(Stored data entries)

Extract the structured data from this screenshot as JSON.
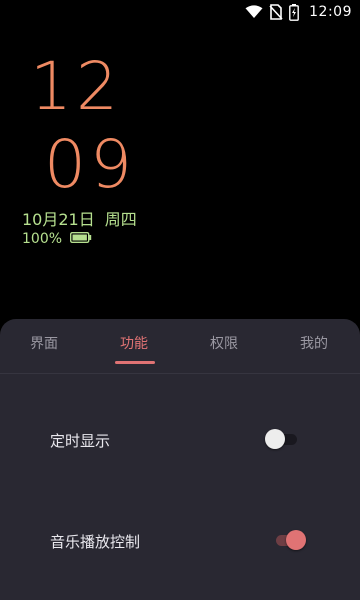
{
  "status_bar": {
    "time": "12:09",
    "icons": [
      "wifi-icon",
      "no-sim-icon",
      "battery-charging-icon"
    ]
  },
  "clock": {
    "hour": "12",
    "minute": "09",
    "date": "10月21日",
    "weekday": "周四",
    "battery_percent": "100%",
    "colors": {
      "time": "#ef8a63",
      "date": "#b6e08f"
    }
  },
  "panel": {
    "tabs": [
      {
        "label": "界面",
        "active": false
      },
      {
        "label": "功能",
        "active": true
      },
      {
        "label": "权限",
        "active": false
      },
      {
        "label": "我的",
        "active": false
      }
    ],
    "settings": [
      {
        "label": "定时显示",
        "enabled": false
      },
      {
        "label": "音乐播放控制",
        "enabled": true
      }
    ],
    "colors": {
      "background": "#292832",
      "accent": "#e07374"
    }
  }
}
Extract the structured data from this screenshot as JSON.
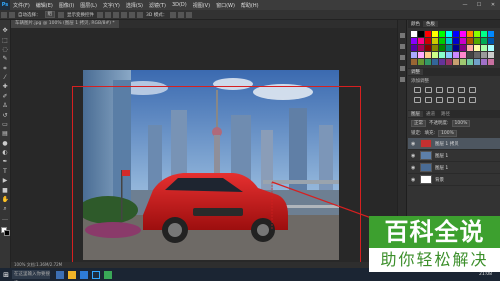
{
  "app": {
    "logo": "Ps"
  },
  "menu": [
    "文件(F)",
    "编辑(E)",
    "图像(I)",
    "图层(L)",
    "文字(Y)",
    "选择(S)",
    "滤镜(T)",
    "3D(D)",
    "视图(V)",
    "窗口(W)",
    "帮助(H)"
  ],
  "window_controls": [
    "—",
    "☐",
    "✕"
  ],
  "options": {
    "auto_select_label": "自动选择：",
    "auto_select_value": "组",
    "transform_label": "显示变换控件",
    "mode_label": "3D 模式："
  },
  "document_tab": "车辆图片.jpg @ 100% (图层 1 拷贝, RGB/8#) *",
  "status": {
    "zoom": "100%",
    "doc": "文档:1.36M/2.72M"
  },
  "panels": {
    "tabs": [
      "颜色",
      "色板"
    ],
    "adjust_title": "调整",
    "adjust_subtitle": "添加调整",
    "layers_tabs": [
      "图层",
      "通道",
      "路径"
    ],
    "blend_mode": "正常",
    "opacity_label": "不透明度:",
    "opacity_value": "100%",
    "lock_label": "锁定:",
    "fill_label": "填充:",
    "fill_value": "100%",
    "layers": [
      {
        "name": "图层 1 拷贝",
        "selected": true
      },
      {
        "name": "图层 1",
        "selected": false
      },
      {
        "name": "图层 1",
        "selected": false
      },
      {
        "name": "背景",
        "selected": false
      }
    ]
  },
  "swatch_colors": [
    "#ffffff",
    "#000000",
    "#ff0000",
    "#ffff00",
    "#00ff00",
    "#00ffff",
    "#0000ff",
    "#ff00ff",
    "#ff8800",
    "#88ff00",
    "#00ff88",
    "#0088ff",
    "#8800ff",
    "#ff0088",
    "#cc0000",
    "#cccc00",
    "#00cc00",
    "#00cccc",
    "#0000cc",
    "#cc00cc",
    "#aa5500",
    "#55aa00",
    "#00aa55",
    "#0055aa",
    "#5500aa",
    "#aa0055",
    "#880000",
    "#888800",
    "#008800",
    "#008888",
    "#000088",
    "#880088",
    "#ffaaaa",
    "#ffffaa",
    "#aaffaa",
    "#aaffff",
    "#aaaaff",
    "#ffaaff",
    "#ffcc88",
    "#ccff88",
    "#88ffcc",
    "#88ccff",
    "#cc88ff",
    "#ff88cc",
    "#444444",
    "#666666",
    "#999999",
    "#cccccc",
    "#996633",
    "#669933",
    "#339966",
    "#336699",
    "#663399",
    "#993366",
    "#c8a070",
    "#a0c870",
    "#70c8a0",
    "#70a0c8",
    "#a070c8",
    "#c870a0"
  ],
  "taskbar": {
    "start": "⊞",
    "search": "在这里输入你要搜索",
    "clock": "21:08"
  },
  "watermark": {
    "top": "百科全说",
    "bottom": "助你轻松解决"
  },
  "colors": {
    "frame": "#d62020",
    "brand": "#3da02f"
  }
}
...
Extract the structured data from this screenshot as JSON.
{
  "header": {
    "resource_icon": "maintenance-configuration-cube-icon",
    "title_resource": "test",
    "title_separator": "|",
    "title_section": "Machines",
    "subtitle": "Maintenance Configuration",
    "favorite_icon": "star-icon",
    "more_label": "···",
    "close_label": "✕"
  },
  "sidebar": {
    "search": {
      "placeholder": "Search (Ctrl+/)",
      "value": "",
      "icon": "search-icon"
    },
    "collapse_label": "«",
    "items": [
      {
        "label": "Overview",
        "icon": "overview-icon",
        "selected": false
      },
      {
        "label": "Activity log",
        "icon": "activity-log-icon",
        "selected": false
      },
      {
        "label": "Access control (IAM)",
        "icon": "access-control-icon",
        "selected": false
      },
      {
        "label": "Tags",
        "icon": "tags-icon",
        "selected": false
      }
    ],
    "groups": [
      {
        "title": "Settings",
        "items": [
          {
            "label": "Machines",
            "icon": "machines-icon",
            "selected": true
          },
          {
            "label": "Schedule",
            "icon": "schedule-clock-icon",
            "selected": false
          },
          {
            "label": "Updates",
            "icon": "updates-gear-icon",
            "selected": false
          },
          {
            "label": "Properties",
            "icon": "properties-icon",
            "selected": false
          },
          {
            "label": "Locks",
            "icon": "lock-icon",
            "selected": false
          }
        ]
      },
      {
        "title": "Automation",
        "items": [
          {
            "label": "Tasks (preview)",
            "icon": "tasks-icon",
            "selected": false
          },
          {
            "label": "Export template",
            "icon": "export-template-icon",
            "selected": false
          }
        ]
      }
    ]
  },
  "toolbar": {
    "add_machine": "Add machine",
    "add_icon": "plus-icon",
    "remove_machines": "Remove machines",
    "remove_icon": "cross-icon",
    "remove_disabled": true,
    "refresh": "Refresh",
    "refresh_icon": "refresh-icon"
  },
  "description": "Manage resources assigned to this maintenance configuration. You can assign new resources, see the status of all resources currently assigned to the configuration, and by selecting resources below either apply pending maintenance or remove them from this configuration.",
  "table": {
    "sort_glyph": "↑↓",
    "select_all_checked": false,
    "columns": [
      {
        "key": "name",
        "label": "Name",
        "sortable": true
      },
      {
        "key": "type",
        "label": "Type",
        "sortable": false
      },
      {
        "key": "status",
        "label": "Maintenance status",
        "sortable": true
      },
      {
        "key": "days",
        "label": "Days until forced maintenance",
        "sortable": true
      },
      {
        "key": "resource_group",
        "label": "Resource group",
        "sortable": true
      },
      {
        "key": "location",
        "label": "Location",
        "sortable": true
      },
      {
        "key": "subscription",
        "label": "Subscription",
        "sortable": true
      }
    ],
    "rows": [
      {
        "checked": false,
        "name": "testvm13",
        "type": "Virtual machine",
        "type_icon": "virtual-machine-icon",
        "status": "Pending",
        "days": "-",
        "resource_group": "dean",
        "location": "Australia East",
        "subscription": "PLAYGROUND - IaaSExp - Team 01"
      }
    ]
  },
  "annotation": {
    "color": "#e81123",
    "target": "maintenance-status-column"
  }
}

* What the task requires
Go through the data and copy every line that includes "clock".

* Written reply
  "clock": {
    "clock": "21:08"
            "icon": "schedule-clock-icon",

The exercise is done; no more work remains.